The government sharply revised the GDP growth estimates for the last two financial years, resulting in a 7.2% expansion in 2017-18 and an 8.2% acceleration in economic activity in 2016-17 — making the year of demonetisation the fastest growing fiscal since 2010-11.
The numbers for 2016-17 surprised economists as there was widespread belief that demonetisation slowed down the economy significantly. With quarterly estimates for the year unavailable, analysts were unable to get a fix on the numbers.
Another economist suggested that CSO may have over-estimated the extent of economic activity in the informal sector, which is seen to have borne the brunt of the Modi government’s decision to scrap the old Rs.500 and Rs.1,000 notes.
Government officials said the impact of demonetisation was not felt so significantly up to December, when the old currency could still be used for several transactions.
The economy took a hit in the March-quarter as well as the June-quarter, when the effect of de-stocking ahead of GST launch added to the pressure, according to government officials.
Based on the gross value added, at constant prices, the sharpest revision was seen in case of agriculture, real estate, transport, other services and construction, which some of the economists suggested did not tally with the reports post-demonetisation.
Policymakers have been ecstatic that India has maintained its position as the fastest growing major economy in the world as growth in China is expected to moderate.
Typically, GDP numbers undergo three four revisions from the time preliminary advance estimates are released.

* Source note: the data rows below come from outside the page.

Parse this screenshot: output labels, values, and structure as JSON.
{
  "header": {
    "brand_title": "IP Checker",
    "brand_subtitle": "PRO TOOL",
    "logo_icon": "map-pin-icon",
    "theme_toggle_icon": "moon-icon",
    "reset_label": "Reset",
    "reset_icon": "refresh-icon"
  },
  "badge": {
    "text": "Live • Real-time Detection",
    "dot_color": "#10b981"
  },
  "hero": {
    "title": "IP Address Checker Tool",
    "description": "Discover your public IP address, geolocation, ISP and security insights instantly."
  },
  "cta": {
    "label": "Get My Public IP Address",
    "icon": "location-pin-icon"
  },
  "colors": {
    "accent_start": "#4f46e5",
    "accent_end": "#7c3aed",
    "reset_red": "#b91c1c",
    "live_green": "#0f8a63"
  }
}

The Central Statistics Office said that the revision for 2016-17 was based on updated estimates of production and prices on the farm and industrial sector, revised spending and tax data for the Centre and the states, corporate performance numbers as well as the latest statistics on the financial sector.